Over the past weekend, I was introduced to a delightful new concept: resistentialism. A combination of the words “res” (latin for “thing”, “resist”, and “existentialism”, the term refers to the perception that our machines (and other inanimate objects) are, but their very nature, actively resisting us as every turn. Coined by comedian Paul Jennings in 1948, the term both pokes fun at existentialism and gives us a name for all our frustrating experiences with technology. According to wikipedia, “the slogan of Resistentialism is “Les choses sont contre nous” (Things are against us).”
Resistentialism: n. The belief that inanimate objects have a natural antipathy toward human beings, and therefore it is not people who control things, but things which increasingly control people.
resistentialism (ri-zis-TEN-shul-iz-um) noun
The theory that inanimate objects demonstrate hostile behavior toward us.
[Coined by humorist Paul Jennings as a blend of the Latin res (thing) + French resister (to resist) + existentialism (a kind of philosophy).]
If you ever get a feeling that the photocopy machine can sense when you’re tense, short of time, need a document copied before an important meeting, and right then it decides to take a break, you’re not alone.
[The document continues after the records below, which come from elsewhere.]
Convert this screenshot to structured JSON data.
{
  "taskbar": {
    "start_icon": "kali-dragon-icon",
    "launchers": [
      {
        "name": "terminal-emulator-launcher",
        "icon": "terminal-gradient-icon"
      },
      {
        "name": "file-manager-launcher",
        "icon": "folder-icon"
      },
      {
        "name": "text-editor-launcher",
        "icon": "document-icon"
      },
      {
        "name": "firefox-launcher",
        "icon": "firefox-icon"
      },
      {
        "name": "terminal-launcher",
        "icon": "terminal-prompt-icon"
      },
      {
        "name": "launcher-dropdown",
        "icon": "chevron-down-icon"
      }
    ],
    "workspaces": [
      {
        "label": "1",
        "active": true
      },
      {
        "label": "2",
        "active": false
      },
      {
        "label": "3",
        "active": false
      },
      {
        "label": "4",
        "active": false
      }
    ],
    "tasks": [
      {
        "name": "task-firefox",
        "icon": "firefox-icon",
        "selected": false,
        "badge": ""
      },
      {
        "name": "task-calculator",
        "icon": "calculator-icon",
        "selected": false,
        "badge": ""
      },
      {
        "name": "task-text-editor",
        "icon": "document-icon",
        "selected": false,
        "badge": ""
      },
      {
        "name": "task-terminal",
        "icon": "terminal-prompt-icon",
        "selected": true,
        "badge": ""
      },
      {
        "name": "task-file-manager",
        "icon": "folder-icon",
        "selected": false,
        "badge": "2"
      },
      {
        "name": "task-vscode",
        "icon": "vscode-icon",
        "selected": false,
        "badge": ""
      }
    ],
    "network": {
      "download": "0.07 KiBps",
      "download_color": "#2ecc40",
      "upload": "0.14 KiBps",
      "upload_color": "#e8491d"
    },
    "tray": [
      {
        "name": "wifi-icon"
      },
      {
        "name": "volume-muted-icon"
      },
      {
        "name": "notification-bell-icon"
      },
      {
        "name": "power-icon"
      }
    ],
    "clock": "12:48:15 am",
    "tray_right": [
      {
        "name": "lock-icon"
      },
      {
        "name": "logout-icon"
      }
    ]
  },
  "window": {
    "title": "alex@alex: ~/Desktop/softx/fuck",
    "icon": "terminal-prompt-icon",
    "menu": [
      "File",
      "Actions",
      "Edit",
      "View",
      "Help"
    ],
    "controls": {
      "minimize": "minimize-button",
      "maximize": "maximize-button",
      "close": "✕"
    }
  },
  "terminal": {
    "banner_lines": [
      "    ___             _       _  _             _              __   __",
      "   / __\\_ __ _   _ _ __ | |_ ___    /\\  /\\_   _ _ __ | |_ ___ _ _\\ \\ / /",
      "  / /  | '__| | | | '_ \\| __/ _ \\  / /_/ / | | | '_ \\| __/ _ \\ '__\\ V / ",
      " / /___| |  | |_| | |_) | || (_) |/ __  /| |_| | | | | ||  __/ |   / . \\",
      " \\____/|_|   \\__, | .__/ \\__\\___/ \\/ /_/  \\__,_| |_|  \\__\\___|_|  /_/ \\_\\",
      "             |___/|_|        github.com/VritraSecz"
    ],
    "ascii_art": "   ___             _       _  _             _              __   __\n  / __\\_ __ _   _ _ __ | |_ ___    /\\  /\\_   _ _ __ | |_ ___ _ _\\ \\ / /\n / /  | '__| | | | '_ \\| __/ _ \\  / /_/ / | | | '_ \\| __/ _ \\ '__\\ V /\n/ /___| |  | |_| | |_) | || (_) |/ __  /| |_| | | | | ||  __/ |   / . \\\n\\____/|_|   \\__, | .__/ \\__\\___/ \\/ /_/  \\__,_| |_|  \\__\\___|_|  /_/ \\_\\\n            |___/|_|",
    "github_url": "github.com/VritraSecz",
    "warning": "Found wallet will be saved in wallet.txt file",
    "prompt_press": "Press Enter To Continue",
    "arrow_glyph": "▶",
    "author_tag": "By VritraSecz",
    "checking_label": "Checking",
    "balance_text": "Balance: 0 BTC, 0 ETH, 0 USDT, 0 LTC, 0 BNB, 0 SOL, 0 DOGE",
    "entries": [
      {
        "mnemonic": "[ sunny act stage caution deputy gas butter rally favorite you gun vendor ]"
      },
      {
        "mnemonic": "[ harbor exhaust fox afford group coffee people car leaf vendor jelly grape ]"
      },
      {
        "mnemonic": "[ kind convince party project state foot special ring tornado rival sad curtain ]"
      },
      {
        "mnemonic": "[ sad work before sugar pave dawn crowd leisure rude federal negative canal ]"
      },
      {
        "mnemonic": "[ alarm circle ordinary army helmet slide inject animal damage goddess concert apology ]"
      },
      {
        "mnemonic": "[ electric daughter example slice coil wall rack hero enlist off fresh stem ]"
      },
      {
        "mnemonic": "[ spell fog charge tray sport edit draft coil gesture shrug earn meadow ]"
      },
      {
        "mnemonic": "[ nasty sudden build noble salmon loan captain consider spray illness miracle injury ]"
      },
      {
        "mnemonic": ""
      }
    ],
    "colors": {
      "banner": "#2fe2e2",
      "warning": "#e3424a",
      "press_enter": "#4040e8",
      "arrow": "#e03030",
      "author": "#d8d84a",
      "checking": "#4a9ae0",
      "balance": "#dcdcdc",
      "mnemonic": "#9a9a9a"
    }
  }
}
Now you know the word for it. Here’s a report of scientific experiments confirming the validity of this theory.
As if to prove the point, my normally robust DSL Internet connection went bust for two hours just as I was writing this. I’m not making this up.
Resistentialism is a jocular theory to describe “seemingly spiteful behavior manifested by inanimate objects”, where objects that cause problems (like lost keys or a runaway bouncy ball) are said to exhibit a high degree of malice toward humans.
I’ve already written a few stories of a resistentialist nature, and having this new term has inspired me to write a few more. It’s just a delightful word, and one of my new favorites. So the next time my computer acts up, instead of getting upset, I’ll just say: Vive la Résistance!